“This would be the type of database administrator who is at a relatively low level and who has experience with SQL or Oracle,” says Koch. “It’s someone who would be able to work within a business and mine and analyze data.” If you can prove you can do it, the degree isn’t so important.

Front-End Web Designer

“Front-end Web design is an area where I place a lot of value in an individual’s portfolio rather than in just a straight degree,” says Patrick O'Rourke, Talent Acquisition and Development Specialist at IT consulting firm SWC Technology Partners. “If he or she can work with technologies like CSS, HTML5 or JavaScript, I’m interested. These are skills you can learn at a four-year university, of course, but you can also just put in a lot of self-taught time and brush up on your own.”


“The consulting environment is results-driven and very much focused on deliverables,” says O’Rourke. “If you have a book of business and you have experience doing something successfully, the four-year degree may become less important.” Consulting is also the type of career you can kick off on your own. It may not be easy, but you won’t have to wait to be hired via the traditional route.

Mainframe Support Technician

“I was amazed to hear that IBM was looking for mainframe technicians,” says Koch. As it turns out, the growth of cloud-based technologies has been a boon for IBM’s mainframe business. Sales are way up, but the company doesn’t have enough technicians to support the systems. “They’ve actually set up scholarships to train individuals who come with certain prerequisites and even pay for their community college training,” says Koch. “These are very good paying jobs.”

Mobile Application Developer

Bryant Salcedo, Senior Technical Recruiter at Ettain Group, encourages self-taught developers to focus on the mobile arena. “Development skills in iOS and Android will pay huge dividends because the smartphone app market is still growing rapidly,” he says.
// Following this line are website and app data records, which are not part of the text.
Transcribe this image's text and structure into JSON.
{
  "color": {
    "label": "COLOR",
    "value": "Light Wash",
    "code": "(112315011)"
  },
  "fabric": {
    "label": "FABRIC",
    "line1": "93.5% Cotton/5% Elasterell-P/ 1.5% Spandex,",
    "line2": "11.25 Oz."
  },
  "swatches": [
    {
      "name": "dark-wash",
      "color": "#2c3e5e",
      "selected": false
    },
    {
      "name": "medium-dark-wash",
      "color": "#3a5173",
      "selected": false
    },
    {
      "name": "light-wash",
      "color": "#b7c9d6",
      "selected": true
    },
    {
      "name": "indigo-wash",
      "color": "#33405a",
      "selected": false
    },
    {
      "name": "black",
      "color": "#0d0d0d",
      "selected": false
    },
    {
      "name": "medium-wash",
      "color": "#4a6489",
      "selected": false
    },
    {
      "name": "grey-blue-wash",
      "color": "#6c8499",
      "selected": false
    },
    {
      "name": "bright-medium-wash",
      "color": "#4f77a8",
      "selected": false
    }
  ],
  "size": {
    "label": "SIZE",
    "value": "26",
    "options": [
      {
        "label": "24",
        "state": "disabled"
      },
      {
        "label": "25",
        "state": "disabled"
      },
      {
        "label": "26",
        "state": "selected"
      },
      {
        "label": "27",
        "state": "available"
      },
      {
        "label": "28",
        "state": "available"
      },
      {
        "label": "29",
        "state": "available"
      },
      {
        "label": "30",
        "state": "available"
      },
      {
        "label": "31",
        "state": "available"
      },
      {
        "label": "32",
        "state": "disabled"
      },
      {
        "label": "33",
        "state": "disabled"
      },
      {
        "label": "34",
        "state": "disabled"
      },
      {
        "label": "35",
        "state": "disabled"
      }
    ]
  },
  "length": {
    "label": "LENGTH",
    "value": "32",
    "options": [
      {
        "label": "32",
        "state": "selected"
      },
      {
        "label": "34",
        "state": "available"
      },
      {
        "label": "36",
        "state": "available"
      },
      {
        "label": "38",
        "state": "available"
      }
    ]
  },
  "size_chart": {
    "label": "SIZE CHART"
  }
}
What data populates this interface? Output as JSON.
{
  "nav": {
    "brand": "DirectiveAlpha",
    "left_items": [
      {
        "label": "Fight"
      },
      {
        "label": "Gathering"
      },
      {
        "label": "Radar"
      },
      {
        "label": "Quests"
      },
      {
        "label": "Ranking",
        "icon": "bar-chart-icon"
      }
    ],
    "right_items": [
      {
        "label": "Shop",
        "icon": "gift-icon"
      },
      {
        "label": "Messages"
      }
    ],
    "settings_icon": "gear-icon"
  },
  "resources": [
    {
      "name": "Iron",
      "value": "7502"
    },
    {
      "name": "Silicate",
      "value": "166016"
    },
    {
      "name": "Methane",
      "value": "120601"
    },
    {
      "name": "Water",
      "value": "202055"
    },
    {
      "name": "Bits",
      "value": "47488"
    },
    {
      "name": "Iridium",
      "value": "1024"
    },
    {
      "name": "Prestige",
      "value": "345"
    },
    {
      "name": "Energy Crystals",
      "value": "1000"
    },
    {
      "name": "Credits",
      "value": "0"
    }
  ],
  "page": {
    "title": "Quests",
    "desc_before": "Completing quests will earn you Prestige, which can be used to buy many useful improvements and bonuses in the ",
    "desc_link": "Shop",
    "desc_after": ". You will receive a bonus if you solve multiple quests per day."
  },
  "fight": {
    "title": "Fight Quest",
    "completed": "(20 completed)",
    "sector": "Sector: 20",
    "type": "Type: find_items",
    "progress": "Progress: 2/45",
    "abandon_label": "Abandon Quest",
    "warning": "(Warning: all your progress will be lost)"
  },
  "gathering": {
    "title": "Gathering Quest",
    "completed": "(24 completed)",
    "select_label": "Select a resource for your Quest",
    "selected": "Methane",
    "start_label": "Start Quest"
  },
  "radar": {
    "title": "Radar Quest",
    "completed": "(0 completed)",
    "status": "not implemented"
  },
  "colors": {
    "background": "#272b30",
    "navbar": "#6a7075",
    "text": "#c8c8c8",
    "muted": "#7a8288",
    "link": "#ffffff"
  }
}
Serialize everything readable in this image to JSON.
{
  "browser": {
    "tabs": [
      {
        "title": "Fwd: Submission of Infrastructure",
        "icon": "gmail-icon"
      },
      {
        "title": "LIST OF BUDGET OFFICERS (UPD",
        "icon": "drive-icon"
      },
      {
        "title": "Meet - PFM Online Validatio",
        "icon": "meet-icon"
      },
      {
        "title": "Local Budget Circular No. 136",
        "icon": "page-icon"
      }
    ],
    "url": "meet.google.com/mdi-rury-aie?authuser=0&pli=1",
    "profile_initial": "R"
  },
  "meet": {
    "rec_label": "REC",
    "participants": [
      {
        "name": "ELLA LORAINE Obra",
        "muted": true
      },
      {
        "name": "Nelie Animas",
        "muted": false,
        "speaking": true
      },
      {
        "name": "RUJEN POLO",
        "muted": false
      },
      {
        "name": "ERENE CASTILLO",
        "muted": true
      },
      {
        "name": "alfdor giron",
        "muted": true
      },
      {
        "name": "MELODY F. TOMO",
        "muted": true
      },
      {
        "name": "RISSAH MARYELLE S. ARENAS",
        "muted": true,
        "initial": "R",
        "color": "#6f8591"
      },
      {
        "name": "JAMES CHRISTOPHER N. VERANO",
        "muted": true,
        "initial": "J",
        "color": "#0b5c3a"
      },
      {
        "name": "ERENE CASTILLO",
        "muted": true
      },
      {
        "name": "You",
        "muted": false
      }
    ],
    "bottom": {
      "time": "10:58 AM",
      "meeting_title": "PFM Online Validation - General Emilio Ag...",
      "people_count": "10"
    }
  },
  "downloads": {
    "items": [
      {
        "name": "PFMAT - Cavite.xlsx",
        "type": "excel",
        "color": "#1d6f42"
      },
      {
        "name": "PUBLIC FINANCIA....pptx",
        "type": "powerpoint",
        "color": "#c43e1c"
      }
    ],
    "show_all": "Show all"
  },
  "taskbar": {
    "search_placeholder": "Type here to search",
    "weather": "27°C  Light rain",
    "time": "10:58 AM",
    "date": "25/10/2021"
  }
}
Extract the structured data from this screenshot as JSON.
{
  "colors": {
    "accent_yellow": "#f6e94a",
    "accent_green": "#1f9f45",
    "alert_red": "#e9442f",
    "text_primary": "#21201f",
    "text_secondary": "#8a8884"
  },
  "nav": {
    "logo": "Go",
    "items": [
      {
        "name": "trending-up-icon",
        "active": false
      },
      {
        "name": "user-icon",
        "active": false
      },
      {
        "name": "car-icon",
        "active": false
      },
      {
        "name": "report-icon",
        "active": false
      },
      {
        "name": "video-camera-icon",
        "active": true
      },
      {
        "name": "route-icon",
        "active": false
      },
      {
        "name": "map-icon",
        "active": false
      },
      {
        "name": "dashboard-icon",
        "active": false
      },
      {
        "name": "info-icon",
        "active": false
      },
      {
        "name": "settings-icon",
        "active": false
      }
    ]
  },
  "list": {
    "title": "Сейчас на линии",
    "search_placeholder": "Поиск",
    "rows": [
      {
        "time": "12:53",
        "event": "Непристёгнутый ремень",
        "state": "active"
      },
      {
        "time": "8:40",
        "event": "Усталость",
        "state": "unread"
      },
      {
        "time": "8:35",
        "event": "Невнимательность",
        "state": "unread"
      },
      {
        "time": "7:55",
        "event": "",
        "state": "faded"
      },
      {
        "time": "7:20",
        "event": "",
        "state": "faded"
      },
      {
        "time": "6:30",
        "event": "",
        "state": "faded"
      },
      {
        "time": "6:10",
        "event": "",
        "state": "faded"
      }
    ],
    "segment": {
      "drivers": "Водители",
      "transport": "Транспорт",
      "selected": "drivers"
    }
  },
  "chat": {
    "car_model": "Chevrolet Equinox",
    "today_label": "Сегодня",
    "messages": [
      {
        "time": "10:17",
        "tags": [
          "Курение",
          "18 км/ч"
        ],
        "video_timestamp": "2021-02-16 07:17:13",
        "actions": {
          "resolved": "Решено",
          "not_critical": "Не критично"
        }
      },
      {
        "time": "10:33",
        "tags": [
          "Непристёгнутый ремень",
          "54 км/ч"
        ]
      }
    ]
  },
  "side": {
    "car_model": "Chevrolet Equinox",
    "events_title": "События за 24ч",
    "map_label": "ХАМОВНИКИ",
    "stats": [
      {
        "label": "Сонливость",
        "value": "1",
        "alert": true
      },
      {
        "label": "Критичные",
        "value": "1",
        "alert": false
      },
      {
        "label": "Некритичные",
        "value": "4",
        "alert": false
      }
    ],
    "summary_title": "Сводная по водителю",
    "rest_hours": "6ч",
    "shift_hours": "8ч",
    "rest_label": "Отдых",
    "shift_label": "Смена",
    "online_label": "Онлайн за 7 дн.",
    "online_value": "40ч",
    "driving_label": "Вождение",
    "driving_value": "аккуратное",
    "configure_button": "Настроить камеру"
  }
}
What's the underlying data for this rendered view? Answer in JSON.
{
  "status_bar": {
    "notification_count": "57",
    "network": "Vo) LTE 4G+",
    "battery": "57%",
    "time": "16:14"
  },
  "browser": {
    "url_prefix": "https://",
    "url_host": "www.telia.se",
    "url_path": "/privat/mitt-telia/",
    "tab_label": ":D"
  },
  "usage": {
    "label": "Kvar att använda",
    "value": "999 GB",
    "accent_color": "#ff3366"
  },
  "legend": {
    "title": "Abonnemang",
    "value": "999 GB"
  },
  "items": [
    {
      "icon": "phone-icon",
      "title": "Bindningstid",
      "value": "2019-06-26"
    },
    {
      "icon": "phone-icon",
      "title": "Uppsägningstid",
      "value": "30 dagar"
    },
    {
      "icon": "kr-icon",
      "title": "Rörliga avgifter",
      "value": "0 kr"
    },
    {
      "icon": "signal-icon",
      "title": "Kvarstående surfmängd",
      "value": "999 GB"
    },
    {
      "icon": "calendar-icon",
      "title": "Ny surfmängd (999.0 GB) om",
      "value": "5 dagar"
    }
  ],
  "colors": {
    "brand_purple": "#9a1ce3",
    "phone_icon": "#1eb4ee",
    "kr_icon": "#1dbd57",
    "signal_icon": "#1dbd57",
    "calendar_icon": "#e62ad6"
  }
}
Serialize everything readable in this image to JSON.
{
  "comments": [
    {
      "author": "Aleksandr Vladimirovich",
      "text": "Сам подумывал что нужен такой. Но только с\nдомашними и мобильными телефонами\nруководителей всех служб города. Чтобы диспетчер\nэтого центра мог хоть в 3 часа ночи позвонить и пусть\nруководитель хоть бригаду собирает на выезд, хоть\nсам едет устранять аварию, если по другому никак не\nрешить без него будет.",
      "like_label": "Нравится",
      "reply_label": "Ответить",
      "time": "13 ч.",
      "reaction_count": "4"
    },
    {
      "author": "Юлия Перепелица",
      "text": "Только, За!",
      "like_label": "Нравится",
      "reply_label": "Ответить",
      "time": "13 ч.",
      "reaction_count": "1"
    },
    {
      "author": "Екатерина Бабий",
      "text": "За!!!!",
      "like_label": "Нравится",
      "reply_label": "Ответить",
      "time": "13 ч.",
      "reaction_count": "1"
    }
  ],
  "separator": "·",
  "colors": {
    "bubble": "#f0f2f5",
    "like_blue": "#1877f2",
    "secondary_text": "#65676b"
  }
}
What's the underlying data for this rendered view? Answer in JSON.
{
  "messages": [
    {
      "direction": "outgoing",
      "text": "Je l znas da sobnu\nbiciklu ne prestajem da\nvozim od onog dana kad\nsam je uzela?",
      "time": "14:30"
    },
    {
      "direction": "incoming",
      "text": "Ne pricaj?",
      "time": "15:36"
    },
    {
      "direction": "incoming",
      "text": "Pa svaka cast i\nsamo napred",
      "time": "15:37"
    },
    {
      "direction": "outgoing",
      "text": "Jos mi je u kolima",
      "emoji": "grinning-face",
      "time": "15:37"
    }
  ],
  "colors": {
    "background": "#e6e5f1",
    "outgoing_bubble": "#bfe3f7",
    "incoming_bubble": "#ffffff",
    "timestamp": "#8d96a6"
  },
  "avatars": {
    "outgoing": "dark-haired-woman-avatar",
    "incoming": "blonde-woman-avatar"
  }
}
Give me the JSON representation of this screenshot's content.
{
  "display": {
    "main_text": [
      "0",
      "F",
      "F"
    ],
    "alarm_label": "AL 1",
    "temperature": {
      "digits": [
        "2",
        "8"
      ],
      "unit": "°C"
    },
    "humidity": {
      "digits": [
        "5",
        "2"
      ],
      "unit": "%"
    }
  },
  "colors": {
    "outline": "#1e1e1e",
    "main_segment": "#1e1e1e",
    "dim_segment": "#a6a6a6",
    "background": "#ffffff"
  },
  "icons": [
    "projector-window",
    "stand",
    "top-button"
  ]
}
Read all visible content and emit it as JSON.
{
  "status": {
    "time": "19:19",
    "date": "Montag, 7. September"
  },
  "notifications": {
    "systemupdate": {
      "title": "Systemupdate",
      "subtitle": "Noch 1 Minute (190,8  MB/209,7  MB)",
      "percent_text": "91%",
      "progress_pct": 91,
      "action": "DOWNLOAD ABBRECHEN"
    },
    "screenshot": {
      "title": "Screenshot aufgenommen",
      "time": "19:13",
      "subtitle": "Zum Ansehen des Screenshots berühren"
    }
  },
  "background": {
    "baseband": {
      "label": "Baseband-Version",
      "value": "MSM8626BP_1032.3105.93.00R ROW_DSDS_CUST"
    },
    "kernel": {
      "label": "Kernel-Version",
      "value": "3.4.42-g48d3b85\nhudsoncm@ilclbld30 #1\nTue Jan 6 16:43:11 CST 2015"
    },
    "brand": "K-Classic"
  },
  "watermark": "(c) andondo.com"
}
Startups in a hurry are likely to be less fussy about traditional degrees if they simply need someone who can code an app quickly. “If you have some type of development experience on smartphones, you’ll be valuable, degree or no degree,” Salcedo says.